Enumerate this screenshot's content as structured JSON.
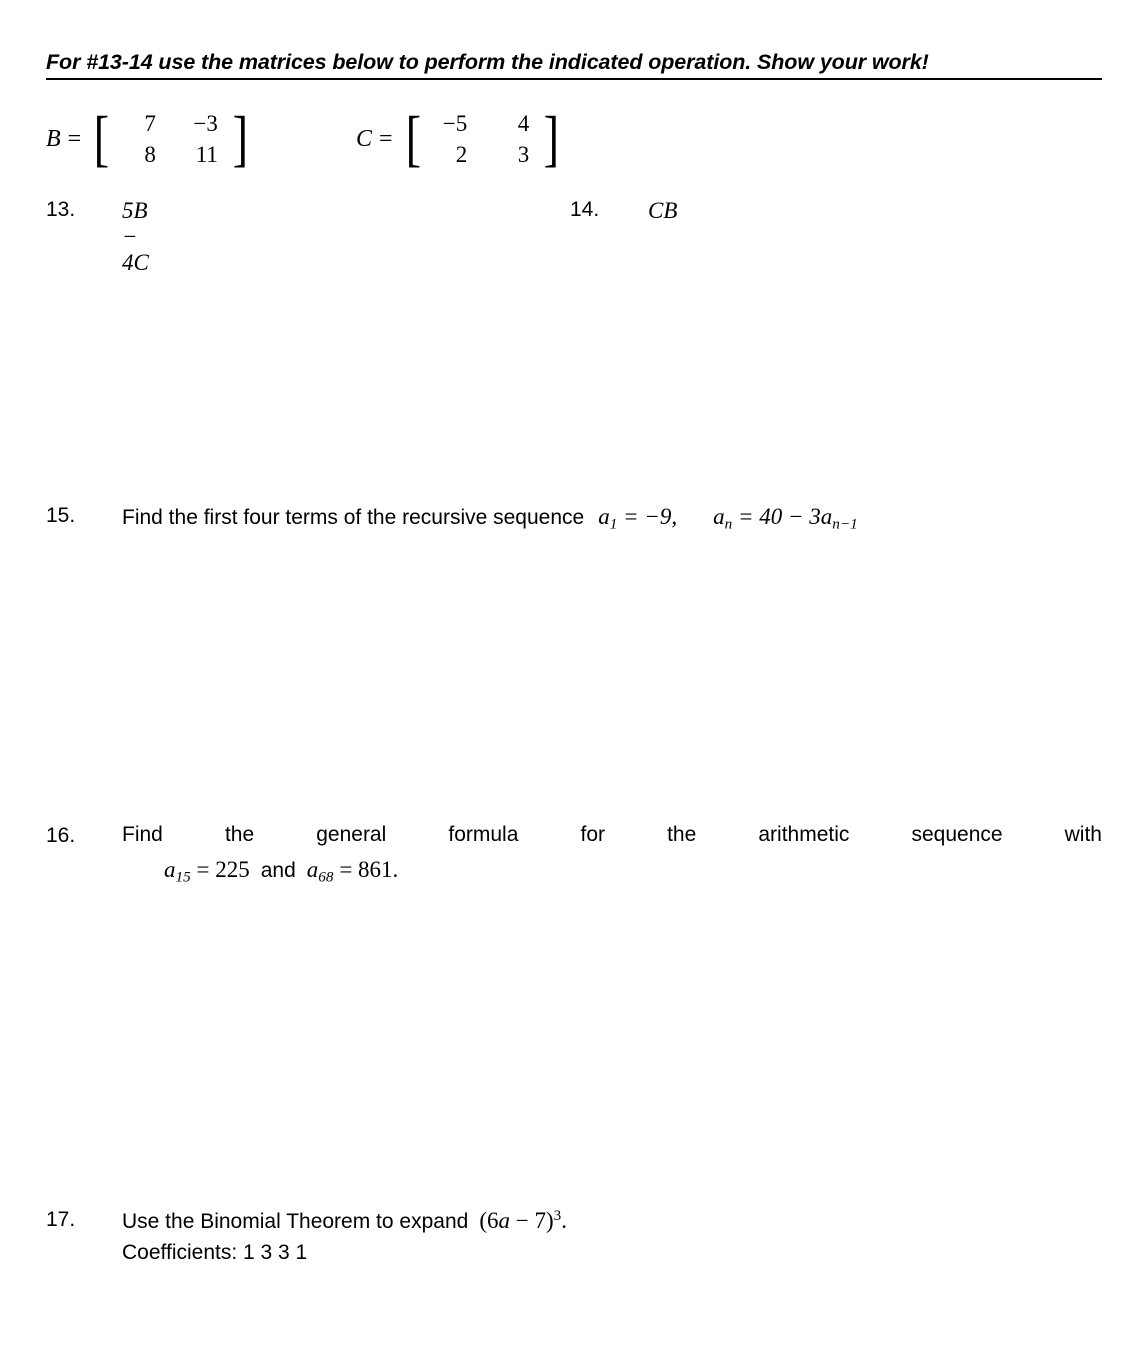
{
  "page": {
    "background": "#ffffff",
    "text_color": "#000000"
  },
  "header": {
    "instruction": "For #13-14 use the matrices below to perform the indicated operation.  Show your work!"
  },
  "matrices": [
    {
      "name": "B",
      "equals": "=",
      "open_bracket": "[",
      "close_bracket": "]",
      "rows": [
        [
          "7",
          "−3"
        ],
        [
          "8",
          "11"
        ]
      ]
    },
    {
      "name": "C",
      "equals": "=",
      "open_bracket": "[",
      "close_bracket": "]",
      "rows": [
        [
          "−5",
          "4"
        ],
        [
          "2",
          "3"
        ]
      ]
    }
  ],
  "problems": [
    {
      "number": "13.",
      "expression": "5B − 4C"
    },
    {
      "number": "14.",
      "expression": "CB"
    },
    {
      "number": "15.",
      "text": "Find the first four terms of the recursive sequence",
      "given_first_term": "a₁ = −9,",
      "given_recursion": "aₙ = 40 − 3aₙ₋₁",
      "term_var": "a",
      "term_sub_1": "1",
      "term_val_1": "= −9,",
      "rec_var": "a",
      "rec_sub": "n",
      "rec_val": "= 40 − 3",
      "rec_var2": "a",
      "rec_sub2": "n−1"
    },
    {
      "number": "16.",
      "line1": "Find the general formula for the arithmetic sequence with",
      "line2_prefix": "a",
      "line2_sub1": "15",
      "line2_mid": "= 225",
      "line2_and": "and",
      "line2_prefix2": "a",
      "line2_sub2": "68",
      "line2_end": "= 861."
    },
    {
      "number": "17.",
      "line1_text": "Use the Binomial Theorem to expand",
      "line1_expr_open": "(6",
      "line1_expr_var": "a",
      "line1_expr_mid": " − 7)",
      "line1_expr_exp": "3",
      "line1_expr_period": ".",
      "line2": "Coefficients:  1  3   3  1"
    }
  ]
}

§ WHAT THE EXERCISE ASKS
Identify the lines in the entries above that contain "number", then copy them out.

§ WRITTEN REPLY
      "number": "13.",
      "number": "14.",
      "number": "15.",
      "number": "16.",
      "number": "17.",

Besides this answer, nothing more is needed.